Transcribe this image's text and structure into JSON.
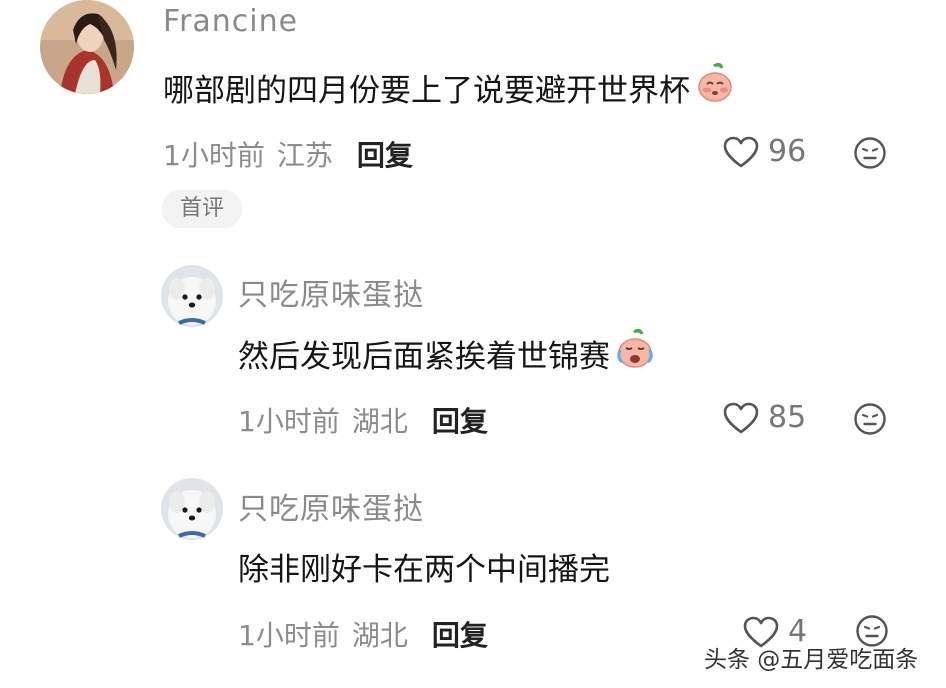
{
  "comments": [
    {
      "username": "Francine",
      "content": "哪部剧的四月份要上了说要避开世界杯",
      "time": "1小时前",
      "location": "江苏",
      "reply_label": "回复",
      "likes": "96",
      "badge": "首评",
      "emoji": "peach-shy-emoji"
    },
    {
      "username": "只吃原味蛋挞",
      "content": "然后发现后面紧挨着世锦赛",
      "time": "1小时前",
      "location": "湖北",
      "reply_label": "回复",
      "likes": "85",
      "emoji": "peach-cry-emoji"
    },
    {
      "username": "只吃原味蛋挞",
      "content": "除非刚好卡在两个中间播完",
      "time": "1小时前",
      "location": "湖北",
      "reply_label": "回复",
      "likes": "4"
    }
  ],
  "watermark": "头条 @五月爱吃面条",
  "icons": {
    "like": "heart-outline-icon",
    "dislike": "neutral-face-icon"
  },
  "colors": {
    "text": "#161616",
    "meta": "#8c8c8c",
    "badge_bg": "#f3f3f3"
  }
}
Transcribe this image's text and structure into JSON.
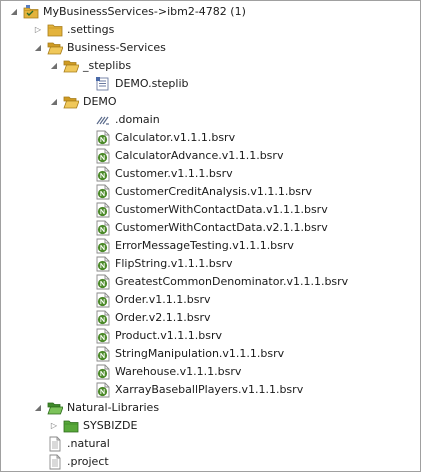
{
  "tree": [
    {
      "label": "MyBusinessServices->ibm2-4782 (1)",
      "level": 0,
      "state": "expanded",
      "icon": "project-icon"
    },
    {
      "label": ".settings",
      "level": 1,
      "state": "collapsed",
      "icon": "folder-icon"
    },
    {
      "label": "Business-Services",
      "level": 1,
      "state": "expanded",
      "icon": "folder-open-icon"
    },
    {
      "label": "_steplibs",
      "level": 2,
      "state": "expanded",
      "icon": "folder-open-icon"
    },
    {
      "label": "DEMO.steplib",
      "level": 3,
      "state": "none",
      "icon": "steplib-icon"
    },
    {
      "label": "DEMO",
      "level": 2,
      "state": "expanded",
      "icon": "folder-open-icon"
    },
    {
      "label": ".domain",
      "level": 3,
      "state": "none",
      "icon": "domain-icon"
    },
    {
      "label": "Calculator.v1.1.1.bsrv",
      "level": 3,
      "state": "none",
      "icon": "natural-file-icon"
    },
    {
      "label": "CalculatorAdvance.v1.1.1.bsrv",
      "level": 3,
      "state": "none",
      "icon": "natural-file-icon"
    },
    {
      "label": "Customer.v1.1.1.bsrv",
      "level": 3,
      "state": "none",
      "icon": "natural-file-icon"
    },
    {
      "label": "CustomerCreditAnalysis.v1.1.1.bsrv",
      "level": 3,
      "state": "none",
      "icon": "natural-file-icon"
    },
    {
      "label": "CustomerWithContactData.v1.1.1.bsrv",
      "level": 3,
      "state": "none",
      "icon": "natural-file-icon"
    },
    {
      "label": "CustomerWithContactData.v2.1.1.bsrv",
      "level": 3,
      "state": "none",
      "icon": "natural-file-icon"
    },
    {
      "label": "ErrorMessageTesting.v1.1.1.bsrv",
      "level": 3,
      "state": "none",
      "icon": "natural-file-icon"
    },
    {
      "label": "FlipString.v1.1.1.bsrv",
      "level": 3,
      "state": "none",
      "icon": "natural-file-icon"
    },
    {
      "label": "GreatestCommonDenominator.v1.1.1.bsrv",
      "level": 3,
      "state": "none",
      "icon": "natural-file-icon"
    },
    {
      "label": "Order.v1.1.1.bsrv",
      "level": 3,
      "state": "none",
      "icon": "natural-file-icon"
    },
    {
      "label": "Order.v2.1.1.bsrv",
      "level": 3,
      "state": "none",
      "icon": "natural-file-icon"
    },
    {
      "label": "Product.v1.1.1.bsrv",
      "level": 3,
      "state": "none",
      "icon": "natural-file-icon"
    },
    {
      "label": "StringManipulation.v1.1.1.bsrv",
      "level": 3,
      "state": "none",
      "icon": "natural-file-icon"
    },
    {
      "label": "Warehouse.v1.1.1.bsrv",
      "level": 3,
      "state": "none",
      "icon": "natural-file-icon"
    },
    {
      "label": "XarrayBaseballPlayers.v1.1.1.bsrv",
      "level": 3,
      "state": "none",
      "icon": "natural-file-icon"
    },
    {
      "label": "Natural-Libraries",
      "level": 1,
      "state": "expanded",
      "icon": "folder-green-icon"
    },
    {
      "label": "SYSBIZDE",
      "level": 2,
      "state": "collapsed",
      "icon": "library-icon"
    },
    {
      "label": ".natural",
      "level": 1,
      "state": "none",
      "icon": "text-file-icon"
    },
    {
      "label": ".project",
      "level": 1,
      "state": "none",
      "icon": "text-file-icon"
    }
  ],
  "colors": {
    "folder": "#e3b33c",
    "natural_badge": "#4c8a2a",
    "library_green": "#58a83a",
    "border": "#a0a0a0"
  }
}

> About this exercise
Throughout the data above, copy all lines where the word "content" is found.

> Result
      "content": "哪部剧的四月份要上了说要避开世界杯",
      "content": "然后发现后面紧挨着世锦赛",
      "content": "除非刚好卡在两个中间播完",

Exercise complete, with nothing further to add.